Ch. 3: Context is Everything

The question at hand here is “Are the terms “queer” and “dyke” offensive or terms to be celebrated?”

It really doesn’t matter how you use them or the direct context of the word, it’s the audience who is going to interpret your words however the words mean to them. So someone who may be offended by the words “queer” or “dyke” could potentially be offended by what you’re saying. On the other hand, someone who infect identifies as a member of the LGBTQ+ community may find humor/empowerment in the words and be okay with whatever it is you are trying to convey in your statements.

As it was said in the reading, it’s easy as the reader to walk away from a reading with only the interpretation of the author’s words as your own. This makes reading “disinteresting” and “not revolutionary”. I have to agree. I personally try to understand what a person is trying to say with no bias of my own. However, if someone says something that does offend me, I call it out from the jump to understand if I just interpreted their words wrong or if they are being rude.

I think the terms “queer” and “dyke” have gravitated from offensive terms to empowering terms because the communities which these words are targeted towards have claim the words as their own. They no longer let the words have power over them because they are much stronger than any word could ever try to make them seem. The terms “queer” and “dyke” are words that I personally never use to avoid offending anyone. I do think these are words that are okay to use in the right context. Context is everything. They should never be used in a derogatory or hateful way.

Ch. 2 Q. 1: Authorship

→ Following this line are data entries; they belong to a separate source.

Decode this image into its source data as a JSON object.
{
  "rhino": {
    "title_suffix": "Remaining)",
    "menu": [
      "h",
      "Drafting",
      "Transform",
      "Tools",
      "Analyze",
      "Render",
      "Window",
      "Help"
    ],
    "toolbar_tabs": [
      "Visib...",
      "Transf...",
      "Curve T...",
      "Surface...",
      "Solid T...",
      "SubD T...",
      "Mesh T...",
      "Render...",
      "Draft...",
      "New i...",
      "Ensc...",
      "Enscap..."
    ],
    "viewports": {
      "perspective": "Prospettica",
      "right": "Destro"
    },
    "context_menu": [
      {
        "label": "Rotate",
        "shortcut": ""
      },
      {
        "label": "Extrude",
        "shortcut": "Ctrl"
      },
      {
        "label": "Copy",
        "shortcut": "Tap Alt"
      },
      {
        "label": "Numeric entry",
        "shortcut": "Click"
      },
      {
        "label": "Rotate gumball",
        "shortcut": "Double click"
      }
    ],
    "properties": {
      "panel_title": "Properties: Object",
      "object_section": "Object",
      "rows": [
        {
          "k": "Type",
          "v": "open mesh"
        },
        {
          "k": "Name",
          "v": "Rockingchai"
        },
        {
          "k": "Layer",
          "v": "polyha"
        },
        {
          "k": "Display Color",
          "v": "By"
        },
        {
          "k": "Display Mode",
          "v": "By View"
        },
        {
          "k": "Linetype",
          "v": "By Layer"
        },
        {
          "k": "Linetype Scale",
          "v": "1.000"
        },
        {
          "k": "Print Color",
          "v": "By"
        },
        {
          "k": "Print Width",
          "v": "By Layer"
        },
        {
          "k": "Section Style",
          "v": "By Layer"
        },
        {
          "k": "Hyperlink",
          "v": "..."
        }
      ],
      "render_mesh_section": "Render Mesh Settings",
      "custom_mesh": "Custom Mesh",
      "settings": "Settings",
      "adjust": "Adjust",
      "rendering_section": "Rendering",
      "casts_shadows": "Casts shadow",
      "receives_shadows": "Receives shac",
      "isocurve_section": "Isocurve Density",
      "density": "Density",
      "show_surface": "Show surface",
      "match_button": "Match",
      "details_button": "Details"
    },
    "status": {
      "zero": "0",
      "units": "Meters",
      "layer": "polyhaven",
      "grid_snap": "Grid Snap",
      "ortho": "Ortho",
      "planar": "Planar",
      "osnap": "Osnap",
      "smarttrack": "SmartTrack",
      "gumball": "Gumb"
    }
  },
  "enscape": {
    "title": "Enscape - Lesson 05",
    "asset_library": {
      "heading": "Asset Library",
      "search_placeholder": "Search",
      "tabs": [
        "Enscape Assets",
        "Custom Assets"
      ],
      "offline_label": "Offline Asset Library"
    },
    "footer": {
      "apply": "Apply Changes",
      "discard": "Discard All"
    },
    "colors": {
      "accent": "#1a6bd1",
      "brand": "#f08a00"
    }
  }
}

This piece of writing can be read as both a parody or a serious piece of writing. Of course, the author may have intended for it to be silly and inconsequential, but the way a piece of work is perceived by an audience is out of an author’s control. For example, the movie Pulp Fiction is a cult-classic for many people; it’s part of a canon. Just because many people love it and think it’s brilliant, dark humor doesn’t mean I have to view it as so. I could think it’s confusing and distasteful (I don’t.) Also, the movie Rocky Horror Picture Show is another cult-classic. I love that movie. I think it’s funny, entertaining, and legendary, but the true intention of this film was to parody 60’s science-fiction film culture.

Ch. 1: Theory in a Studio Art Class

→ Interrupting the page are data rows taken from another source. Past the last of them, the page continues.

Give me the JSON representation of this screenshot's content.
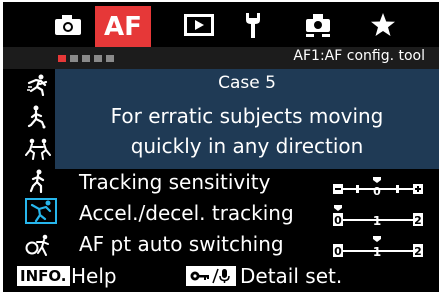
{
  "tabs": [
    {
      "icon": "camera-icon"
    },
    {
      "label": "AF",
      "active": true
    },
    {
      "icon": "playback-icon"
    },
    {
      "icon": "wrench-icon"
    },
    {
      "icon": "custom-function-icon"
    },
    {
      "icon": "star-icon"
    }
  ],
  "menu_title": "AF1:AF config. tool",
  "page_indicator": {
    "total": 5,
    "active": 1
  },
  "case": {
    "title": "Case 5",
    "description_line1": "For erratic subjects moving",
    "description_line2": "quickly in any direction"
  },
  "side_icons": [
    "case1-icon",
    "case2-icon",
    "case3-icon",
    "case4-icon",
    "case5-icon",
    "case6-icon"
  ],
  "selected_case": 5,
  "settings": [
    {
      "label": "Tracking sensitivity",
      "scale": [
        "−",
        "0",
        "+"
      ],
      "value": 0
    },
    {
      "label": "Accel./decel. tracking",
      "scale": [
        "0",
        "1",
        "2"
      ],
      "value": 0
    },
    {
      "label": "AF pt auto switching",
      "scale": [
        "0",
        "1",
        "2"
      ],
      "value": 1
    }
  ],
  "footer": {
    "info_key": "INFO.",
    "help_label": "Help",
    "lock_key_icon": "key-mic-icon",
    "detail_label": "Detail set."
  },
  "colors": {
    "accent": "#e63838",
    "selection": "#27b6ec",
    "case_background": "#1f3a55"
  }
}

“Theory begins as action.” Theory is, to me, each individual’s reality of the world, and how they believe it works. My theory is karma exists and can/will punish or reward you for every and any deed you do. Some people can agree with this theory. Others may call it BS. Whether they agree, disagree, or agree to disagree, my views remain the same.

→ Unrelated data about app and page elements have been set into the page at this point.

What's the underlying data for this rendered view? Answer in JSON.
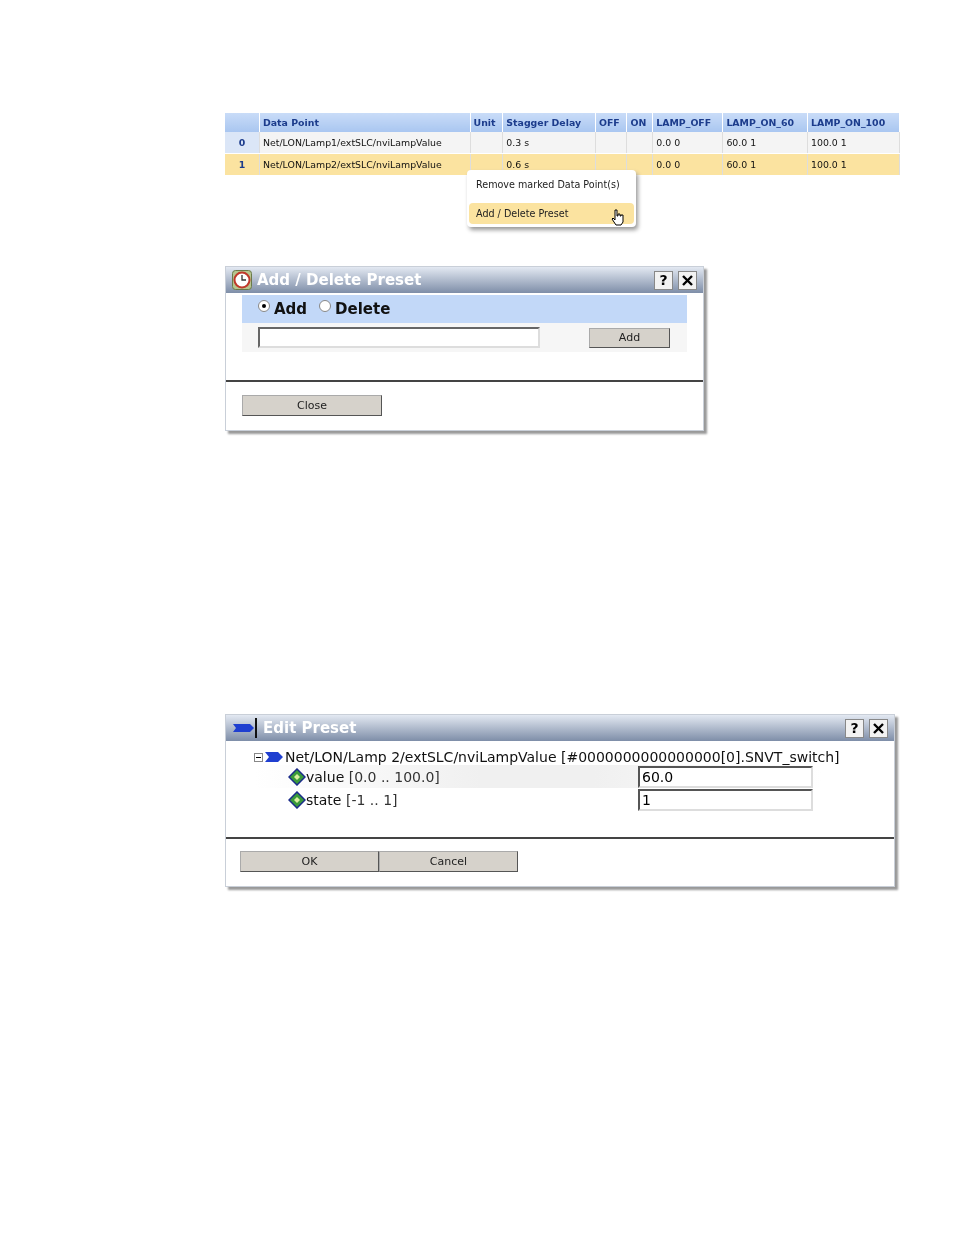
{
  "table": {
    "columns": [
      "Data Point",
      "Unit",
      "Stagger Delay",
      "OFF",
      "ON",
      "LAMP_OFF",
      "LAMP_ON_60",
      "LAMP_ON_100"
    ],
    "rows": [
      {
        "index": "0",
        "data_point": "Net/LON/Lamp1/extSLC/nviLampValue",
        "stagger_delay": "0.3 s",
        "lamp_off": "0.0 0",
        "lamp_on_60": "60.0 1",
        "lamp_on_100": "100.0 1",
        "selected": false
      },
      {
        "index": "1",
        "data_point": "Net/LON/Lamp2/extSLC/nviLampValue",
        "stagger_delay": "0.6 s",
        "lamp_off": "0.0 0",
        "lamp_on_60": "60.0 1",
        "lamp_on_100": "100.0 1",
        "selected": true
      }
    ]
  },
  "context_menu": {
    "items": [
      {
        "label": "Remove marked Data Point(s)",
        "selected": false
      },
      {
        "label": "Add / Delete Preset",
        "selected": true
      }
    ]
  },
  "preset_dialog": {
    "title": "Add / Delete Preset",
    "help": "?",
    "modes": [
      {
        "label": "Add",
        "selected": true
      },
      {
        "label": "Delete",
        "selected": false
      }
    ],
    "action_button": "Add",
    "close_button": "Close"
  },
  "edit_dialog": {
    "title": "Edit Preset",
    "help": "?",
    "tree": {
      "label": "Net/LON/Lamp 2/extSLC/nviLampValue [#0000000000000000[0].SNVT_switch]",
      "expanded": true,
      "children": [
        {
          "name": "value",
          "range": "[0.0 .. 100.0]",
          "value": "60.0"
        },
        {
          "name": "state",
          "range": "[-1 .. 1]",
          "value": "1"
        }
      ]
    },
    "buttons": [
      "OK",
      "Cancel"
    ]
  }
}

I think theory could be useful to a studio art class if everyone was able to accept one another’s truths at face value and not necessarily hold any grudge. Theory could be an incredibly useful tool for getting to know how one another’s minds operate in thought processes and even daily life. What techniques work best for them and why. Maybe their way of manipulating a wire is much easier than my way. Maybe I could give someone some tips for using the pliers effectively to tuck their wire end in. Theory could help a classroom grow to understand each other better and work better together.